My tastes have evolved during this summers’ viewings. Early this summer, I became obsessed with the notion of plainness in filmmaking. I was initially drawn to minimalism since its definition seemed similar to my new-found taste for plainness. I sought after some directors known specifically for minimalism: Bresson, Ozu, and Kaurismaki. Even now, I am unconvinced that minimalism is something I like, or even what exactly it entails. I felt certain Kaurismaki films employed minimalism too visibly, ironically defeating what I interpret to be the point of minimalism. While I am unconvinced the interpretation and application of minimalism has been purely good, I do enjoy many films often labeled as minimalist. I believe that filmmakers should do only that which immediately portrays action to the audience. Identifying disciplined filmmaking is more important to me than great acting, great dialogue, or a great plot.
The number of Woody Allen films I viewed this summer is no coincidence: I have found such consistency in his work that I am always anxious to see another of his films. Conversely, the common themes and plot points in his films can become monotonous when viewed often in a short period of time. I find his humor top-notch, and his portrayal of romantic relationships interesting, if but pessimistic.
Elitism is prevalent among critics both amateur and professional. I feel that having seen and/or enjoyed “the right films” is of no value. On the other hand, seeing many films and a wide a range of films is invaluable. When dealing with a film that falls into a category of no particular interest to me, instead of reviewing the film poorly and pointing out its “flaws,” I will rather abstain from reviewing it. All films are not created with the same audience in mind, so critically treating all films as such is pointless. For example: Pixar can masterfully create all the animated features it wants; I will not be interested, and I will not condemn them.
Many critics condemn certain blockbuster action movies for not being “smart,” implying “smartness” is the single or most vital requirement for a movie. However, the medium of film can deliver many other virtues to its audience. Critics who are not seeking a particular virtue should not condemn a film for focusing on that virtue. Nor should critics seeking a certain virtue condemn a film for not delivering that virtue.
Film is as broad a medium as literature. In fact, a film may have more in common with a novel than with any other film. As such, genres of film can accurately be considered separate media of art altogether.
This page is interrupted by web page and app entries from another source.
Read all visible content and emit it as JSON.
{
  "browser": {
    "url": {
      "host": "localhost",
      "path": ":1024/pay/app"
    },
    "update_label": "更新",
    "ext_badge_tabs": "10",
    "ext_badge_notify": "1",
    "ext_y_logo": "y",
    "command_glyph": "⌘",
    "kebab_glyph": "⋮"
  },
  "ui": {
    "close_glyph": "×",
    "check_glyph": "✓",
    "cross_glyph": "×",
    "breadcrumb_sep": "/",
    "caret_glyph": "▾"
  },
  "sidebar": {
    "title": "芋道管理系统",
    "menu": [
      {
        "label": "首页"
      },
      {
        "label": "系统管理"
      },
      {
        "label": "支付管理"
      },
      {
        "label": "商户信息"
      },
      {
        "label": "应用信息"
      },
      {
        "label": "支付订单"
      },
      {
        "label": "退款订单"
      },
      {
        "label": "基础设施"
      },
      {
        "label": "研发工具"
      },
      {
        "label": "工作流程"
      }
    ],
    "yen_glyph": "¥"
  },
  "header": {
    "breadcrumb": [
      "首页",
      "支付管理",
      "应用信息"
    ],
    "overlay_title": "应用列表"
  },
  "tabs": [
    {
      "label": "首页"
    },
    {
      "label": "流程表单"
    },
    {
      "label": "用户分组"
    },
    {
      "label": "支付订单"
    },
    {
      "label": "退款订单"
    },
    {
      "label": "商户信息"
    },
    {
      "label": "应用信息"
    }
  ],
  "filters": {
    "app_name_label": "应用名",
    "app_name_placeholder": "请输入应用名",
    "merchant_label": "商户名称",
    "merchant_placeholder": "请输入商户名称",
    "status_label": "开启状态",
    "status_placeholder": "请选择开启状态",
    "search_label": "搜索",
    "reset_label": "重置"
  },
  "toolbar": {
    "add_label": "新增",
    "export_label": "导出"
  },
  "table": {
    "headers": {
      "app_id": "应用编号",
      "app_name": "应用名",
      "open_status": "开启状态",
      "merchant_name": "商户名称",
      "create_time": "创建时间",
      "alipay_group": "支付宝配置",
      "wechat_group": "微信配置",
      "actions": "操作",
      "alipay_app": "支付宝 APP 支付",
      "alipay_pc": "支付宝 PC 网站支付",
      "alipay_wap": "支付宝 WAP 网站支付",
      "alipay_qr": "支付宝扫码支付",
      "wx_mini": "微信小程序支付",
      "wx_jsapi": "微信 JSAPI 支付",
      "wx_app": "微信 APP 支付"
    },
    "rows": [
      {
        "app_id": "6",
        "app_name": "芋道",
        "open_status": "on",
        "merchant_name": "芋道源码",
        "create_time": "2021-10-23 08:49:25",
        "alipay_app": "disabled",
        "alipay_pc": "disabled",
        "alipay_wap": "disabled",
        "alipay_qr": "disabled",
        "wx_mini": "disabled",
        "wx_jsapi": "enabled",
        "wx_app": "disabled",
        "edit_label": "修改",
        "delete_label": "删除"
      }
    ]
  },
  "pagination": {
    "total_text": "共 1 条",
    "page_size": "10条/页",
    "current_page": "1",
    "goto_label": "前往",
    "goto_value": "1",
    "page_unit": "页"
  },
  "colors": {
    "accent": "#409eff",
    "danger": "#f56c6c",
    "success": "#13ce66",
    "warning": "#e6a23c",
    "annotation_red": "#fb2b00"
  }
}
This consideration should allow a film critic to, say, not enjoy the critically acclaimed Star Wars films without offending fans of those films, just as a music critic’s apathy toward a Degas painting shouldn’t offend a passionate fan of Impressionist painting.
The important requirement for art criticism is honesty. If a critic shares no tastes with you, ignore his or her recommendations, but do not label his or her opinions as “incorrect.” The only useless critic is a dishonest one–one who deliberately adheres to a group of critics, or automatically disagrees with another.
A list of the films I have viewed this summer follows:
After setting up all my recording gear, I christened my new apartment by recording this piece.
I recorded this short piece to try out The Metal Foundry, an expansion for Toontrack’s Superior Drummer, a sampled drum VST instrument. The whole thing actually turned out a bit decent. I also used a distorted preset with Reason Electric Bass and Amplitube for the rhythm and lead guitars.